■ WORK TASK
All lines in the records below that hold "Group" are to be shown.

■ EXERCISE MATERIAL
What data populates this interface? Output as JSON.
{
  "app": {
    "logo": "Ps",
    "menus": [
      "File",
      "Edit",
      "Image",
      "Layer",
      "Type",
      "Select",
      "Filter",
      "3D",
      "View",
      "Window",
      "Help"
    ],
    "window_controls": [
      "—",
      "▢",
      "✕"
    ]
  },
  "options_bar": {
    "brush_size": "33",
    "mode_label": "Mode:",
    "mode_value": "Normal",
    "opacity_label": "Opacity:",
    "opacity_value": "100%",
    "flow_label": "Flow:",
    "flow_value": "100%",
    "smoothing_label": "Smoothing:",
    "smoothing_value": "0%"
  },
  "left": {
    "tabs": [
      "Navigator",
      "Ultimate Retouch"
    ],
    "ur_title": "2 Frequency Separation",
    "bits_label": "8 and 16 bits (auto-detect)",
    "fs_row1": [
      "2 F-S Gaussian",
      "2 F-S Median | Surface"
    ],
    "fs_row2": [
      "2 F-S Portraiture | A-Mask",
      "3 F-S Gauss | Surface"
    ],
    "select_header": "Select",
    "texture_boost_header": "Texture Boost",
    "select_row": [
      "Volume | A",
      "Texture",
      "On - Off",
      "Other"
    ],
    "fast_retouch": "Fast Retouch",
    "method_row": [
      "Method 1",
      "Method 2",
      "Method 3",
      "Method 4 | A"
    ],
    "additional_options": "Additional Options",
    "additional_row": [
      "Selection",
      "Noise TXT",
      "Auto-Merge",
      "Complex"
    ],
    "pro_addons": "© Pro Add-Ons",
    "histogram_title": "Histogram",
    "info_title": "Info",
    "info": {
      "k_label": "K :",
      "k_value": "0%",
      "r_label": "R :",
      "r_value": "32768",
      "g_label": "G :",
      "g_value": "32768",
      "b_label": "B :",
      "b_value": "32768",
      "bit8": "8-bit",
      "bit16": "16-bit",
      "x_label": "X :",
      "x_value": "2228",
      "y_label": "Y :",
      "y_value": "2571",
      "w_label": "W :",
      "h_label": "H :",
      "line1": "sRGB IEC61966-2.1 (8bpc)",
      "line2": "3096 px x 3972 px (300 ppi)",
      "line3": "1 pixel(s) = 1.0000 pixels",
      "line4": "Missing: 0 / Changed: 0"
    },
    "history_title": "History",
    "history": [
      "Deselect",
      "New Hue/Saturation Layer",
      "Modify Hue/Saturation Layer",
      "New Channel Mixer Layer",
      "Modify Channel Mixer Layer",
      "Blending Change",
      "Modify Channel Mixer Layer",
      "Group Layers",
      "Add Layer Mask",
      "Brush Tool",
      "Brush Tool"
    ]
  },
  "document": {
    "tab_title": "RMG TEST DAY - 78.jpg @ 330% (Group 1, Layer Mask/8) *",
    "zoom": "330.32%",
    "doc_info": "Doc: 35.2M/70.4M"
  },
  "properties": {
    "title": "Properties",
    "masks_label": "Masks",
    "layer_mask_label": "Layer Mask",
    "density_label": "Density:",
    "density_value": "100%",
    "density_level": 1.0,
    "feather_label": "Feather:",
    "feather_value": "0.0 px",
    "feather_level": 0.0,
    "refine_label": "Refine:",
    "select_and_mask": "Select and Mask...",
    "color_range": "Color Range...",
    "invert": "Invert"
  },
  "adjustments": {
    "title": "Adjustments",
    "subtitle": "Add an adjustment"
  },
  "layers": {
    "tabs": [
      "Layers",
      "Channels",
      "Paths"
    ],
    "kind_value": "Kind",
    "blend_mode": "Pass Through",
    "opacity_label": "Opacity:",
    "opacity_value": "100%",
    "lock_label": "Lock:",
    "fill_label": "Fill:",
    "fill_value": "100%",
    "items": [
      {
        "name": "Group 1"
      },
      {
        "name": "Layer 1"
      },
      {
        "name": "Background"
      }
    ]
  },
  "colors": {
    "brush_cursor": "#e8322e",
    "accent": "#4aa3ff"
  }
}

■ ANSWER SECTION
      "Group Layers",
    "tab_title": "RMG TEST DAY - 78.jpg @ 330% (Group 1, Layer Mask/8) *",
        "name": "Group 1"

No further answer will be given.